RBI Governor Shaktikanta Das responds to various queries during the post monetary policy interaction with the media:
What’s the reason behind the long-term repo window and CRR exemption for retail, MSME loans?
Basically, it is an effort to ensure better monetary policy transmission. Because we are giving it at the policy rate… so ₹1 lakh crore we want to infuse in the banking system which will enable banks to reduce lending rate.
Are you looking at a certain level of CPI inflation below which you will be in a position to cut rate?
If you see last year’s experience of the monetary policy, it was full of surprises. The unseasonal rains of October and November were completely unexpected.
Because of that, onion prices alone accounted for 328 bps in food inflation and about 200 bps in overall inflation. As it looks now, headline inflation has peaked for the current quarter.
Inflation is expected to go down further. Then we have to see how quickly the downward slope actually plays out, on the basis of which MPC will take a decision.
I cannot say at which point MPC will take action because [there are] so many other factors which contribute to and impact inflation. MPC, like in 2019, will be very very proactive even in 2020 [in cutting rates].
Will the long-term repo operation replace open market operation (OMO)?
M.D. Patra : Long-term repo operation will not replace the OMO. The idea is to some how help banks to reduce cost of funds. It also gives them some assurance of durable liquidity in their hands.
What were your objectives of Operation Twist? If you wanted to reduce rates, you could have cut repo rates?
There are several options available to the RBI. You have suggested one option, but we have decided to exercise the other option.
We are keeping the surplus liquidity for better monetary policy transmission.
Operation Twist was conducted to ensure better monetary transmission.
The corporate bonds are a benchmark to the lending rate of the G-sec segment.
So, by Operation Twist, you are able to soften the yields of government securities at the longer end, that acts as a benchmark to the corporate loan rate.
The effort was mainly for monetary transmission in the corporate bond market, not so much to manage the yield of government securities.
Why is the CRR exemption only for six months?
It is a balanced call we have taken. Too early to say if we will give an extension.
Under the FRBM Act, once the trigger is exercised, the government can also monetise the deficit with RBI. Does it concern you?
Let me be very clear, at the moment there is no such plan.
Despite the fiscal deficit number going up, the open market borrowing number for the current financial year remains the same and next year, the increase is only by ₹70,000 crore. And if it is calculated as a percentage of GDP, then it is lower than the current year borrowing.
Is the RBI concerned over fiscal slippage?
What the RBI’s concern as a debt manager of the government is, is the borrowing numbers. As I have said, next year’s borrowing increases by ₹70,000 crore which is lower as a percentage of GDP which we have in the current year. We do expect it will go through in a non-disruptive manner.

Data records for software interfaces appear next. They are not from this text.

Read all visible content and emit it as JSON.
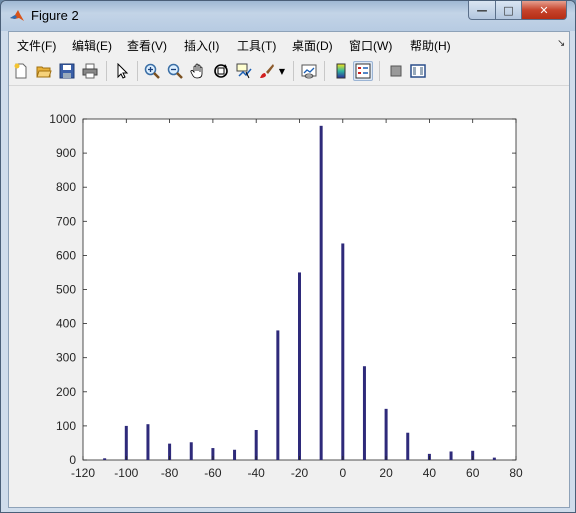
{
  "window": {
    "title": "Figure 2"
  },
  "menu": {
    "items": [
      {
        "label": "文件(F)",
        "name": "menu-file"
      },
      {
        "label": "编辑(E)",
        "name": "menu-edit"
      },
      {
        "label": "查看(V)",
        "name": "menu-view"
      },
      {
        "label": "插入(I)",
        "name": "menu-insert"
      },
      {
        "label": "工具(T)",
        "name": "menu-tools"
      },
      {
        "label": "桌面(D)",
        "name": "menu-desktop"
      },
      {
        "label": "窗口(W)",
        "name": "menu-window"
      },
      {
        "label": "帮助(H)",
        "name": "menu-help"
      }
    ]
  },
  "toolbar": {
    "icons": [
      "new-figure-icon",
      "open-file-icon",
      "save-icon",
      "print-icon",
      "pointer-icon",
      "zoom-in-icon",
      "zoom-out-icon",
      "pan-hand-icon",
      "rotate-3d-icon",
      "data-cursor-icon",
      "brush-icon",
      "brush-dropdown-icon",
      "link-plot-icon",
      "colorbar-icon",
      "legend-icon",
      "hide-plot-tools-icon",
      "show-plot-tools-icon"
    ]
  },
  "colors": {
    "bar": "#2e2a7a",
    "axes_bg": "#ffffff",
    "axes_line": "#262626"
  },
  "chart_data": {
    "type": "bar",
    "x": [
      -110,
      -100,
      -90,
      -80,
      -70,
      -60,
      -50,
      -40,
      -30,
      -20,
      -10,
      0,
      10,
      20,
      30,
      40,
      50,
      60,
      70
    ],
    "values": [
      5,
      100,
      105,
      48,
      52,
      35,
      30,
      88,
      380,
      550,
      980,
      635,
      275,
      150,
      80,
      18,
      25,
      27,
      7
    ],
    "xlim": [
      -120,
      80
    ],
    "ylim": [
      0,
      1000
    ],
    "xticks": [
      -120,
      -100,
      -80,
      -60,
      -40,
      -20,
      0,
      20,
      40,
      60,
      80
    ],
    "yticks": [
      0,
      100,
      200,
      300,
      400,
      500,
      600,
      700,
      800,
      900,
      1000
    ],
    "title": "",
    "xlabel": "",
    "ylabel": "",
    "grid": false
  }
}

The response by the RBI staff to opt in for the specialised supervisory and regulatory cadre was not good. What was the reason?
That is an internal matter, an in-house issue. It will be resolved.